There are two different types of hydrogen fuel stations right now: public stations, located only in a very few areas and concentrated in Southern California, and home stations, built into garages and set up with complex systems to provide appropriate water and energy supplies.

Both types of hydrogen fuel stations create hydrogen on the spot using some form of electricity, from standard power hookups to solar power cells. The cheapest hydrogen fueling stations are based around solar power cells. Water is purified, usually through reverse osmosis, and put through electrolysis with power provided by the solar power cells. The process of electrolysis divides water into its component atoms hydrogen and oxygen, and the hydrogen is stored in a separate tank. Oxygen may be stored, or it may be released as a non-polluting by-product.
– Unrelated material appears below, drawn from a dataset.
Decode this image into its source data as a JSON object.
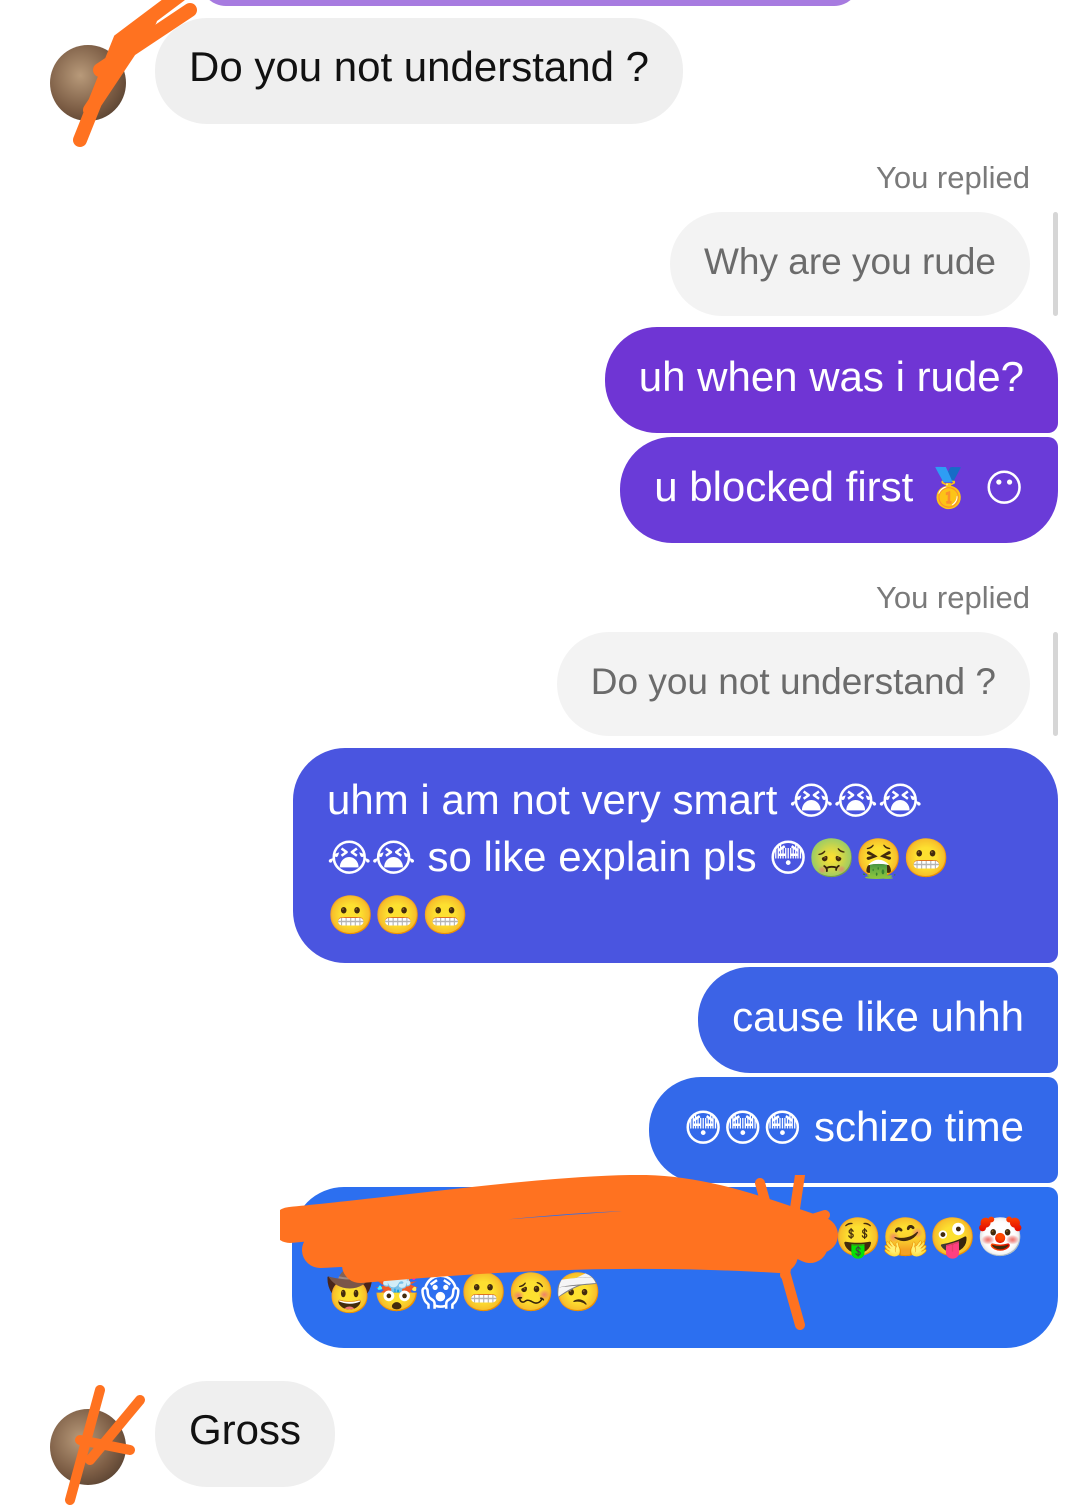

The result: if you have a home station, you fuel your car for free (provided you've used solar energy), and if you don't, you fuel it up at the public station using an air-hose style pump and pay whatever the charge is

Where Are Hydrogen Fuel Stations Located?
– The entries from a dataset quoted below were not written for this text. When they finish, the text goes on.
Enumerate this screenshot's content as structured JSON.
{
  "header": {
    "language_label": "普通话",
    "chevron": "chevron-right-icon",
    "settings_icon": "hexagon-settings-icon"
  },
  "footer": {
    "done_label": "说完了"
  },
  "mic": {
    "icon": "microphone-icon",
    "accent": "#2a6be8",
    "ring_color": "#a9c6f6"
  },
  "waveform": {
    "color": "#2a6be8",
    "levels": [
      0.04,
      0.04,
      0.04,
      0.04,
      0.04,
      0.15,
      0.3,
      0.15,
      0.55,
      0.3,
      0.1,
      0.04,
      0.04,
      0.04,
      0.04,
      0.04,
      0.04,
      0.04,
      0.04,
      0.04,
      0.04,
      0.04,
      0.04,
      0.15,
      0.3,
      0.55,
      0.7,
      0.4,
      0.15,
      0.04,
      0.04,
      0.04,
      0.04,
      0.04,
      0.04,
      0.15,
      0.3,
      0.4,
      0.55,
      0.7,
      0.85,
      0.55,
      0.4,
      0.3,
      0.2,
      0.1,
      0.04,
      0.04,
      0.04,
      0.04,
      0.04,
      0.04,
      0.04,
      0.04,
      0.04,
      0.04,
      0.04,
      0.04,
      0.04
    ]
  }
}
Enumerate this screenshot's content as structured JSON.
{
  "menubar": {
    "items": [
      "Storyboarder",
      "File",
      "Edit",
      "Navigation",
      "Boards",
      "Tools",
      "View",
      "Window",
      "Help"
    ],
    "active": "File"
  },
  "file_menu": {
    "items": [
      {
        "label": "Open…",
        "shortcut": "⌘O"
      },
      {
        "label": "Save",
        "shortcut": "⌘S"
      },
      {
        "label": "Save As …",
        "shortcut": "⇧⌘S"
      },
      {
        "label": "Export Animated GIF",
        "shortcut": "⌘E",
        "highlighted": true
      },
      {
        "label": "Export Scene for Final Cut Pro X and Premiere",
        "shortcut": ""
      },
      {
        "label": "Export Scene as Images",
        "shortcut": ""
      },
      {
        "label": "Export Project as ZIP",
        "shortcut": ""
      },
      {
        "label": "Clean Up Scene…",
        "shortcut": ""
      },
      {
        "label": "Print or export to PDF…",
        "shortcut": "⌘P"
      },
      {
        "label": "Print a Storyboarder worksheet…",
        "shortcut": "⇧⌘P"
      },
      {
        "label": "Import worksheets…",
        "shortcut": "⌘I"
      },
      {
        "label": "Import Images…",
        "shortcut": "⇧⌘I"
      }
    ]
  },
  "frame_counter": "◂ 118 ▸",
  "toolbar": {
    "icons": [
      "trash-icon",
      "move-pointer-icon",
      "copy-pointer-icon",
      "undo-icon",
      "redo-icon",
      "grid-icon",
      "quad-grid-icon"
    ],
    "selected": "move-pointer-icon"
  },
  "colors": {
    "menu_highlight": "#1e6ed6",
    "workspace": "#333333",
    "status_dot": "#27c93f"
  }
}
With the exception of Southern California, you won't find many hydrogen fuel stations yet. There are a handful in Europe, where they are used to power hydrogen buses. Iceland is the first country to implement a nationwide process of replacing traditional fuel stations with hydrogen stations. Japan, always fast to embrace new technology, is following suit, and you'll find scattered fuel stations in a few other places: New York City, Washington DC, and British Columbia (in advance of the 2010 Winter Games).

The problem right now isn't a lack of technology. Instead, it's three other very practical considerations:

* The cost of building a hydrogen fuel station is prohibitive, though it will certainly drop in the future, and currently only projects subsidized by a government are viable.

* There isn't a huge demand for hydrogen fuel stations yet, partly because there aren't enough stations to support a large number of hydrogen cars yet.

* All hydrogen stations must be built in population-dense areas right now, so the range of hydrogen cars is limited, which limits their use enough to discourage widespread adoption.,

A combination of consumer demand and government subsidy is certain to edge hydrogen fuel stations to the point where they become a viable and vital part of our transportation networks.

It is certain that when we do have adequate infrastructure to support hydrogen-based vehicles, energy prices will drop sharply and output of carbon-based pollution will follow suit. Not only is the technology clean and reliable, it's probably going to be a new starting point for a burst of human development, just as the first steam engine, the first car, and the first airplane were.

So when will this be? Current estimates put widespread adoption of hydrogen cars at about five years. The process may be accelerated by government support of fuel station building, but it's more likely that the process will be a little slower, with the dense metropolitan areas adopting long before more remote areas and private fleets adopting the technology before anyone else.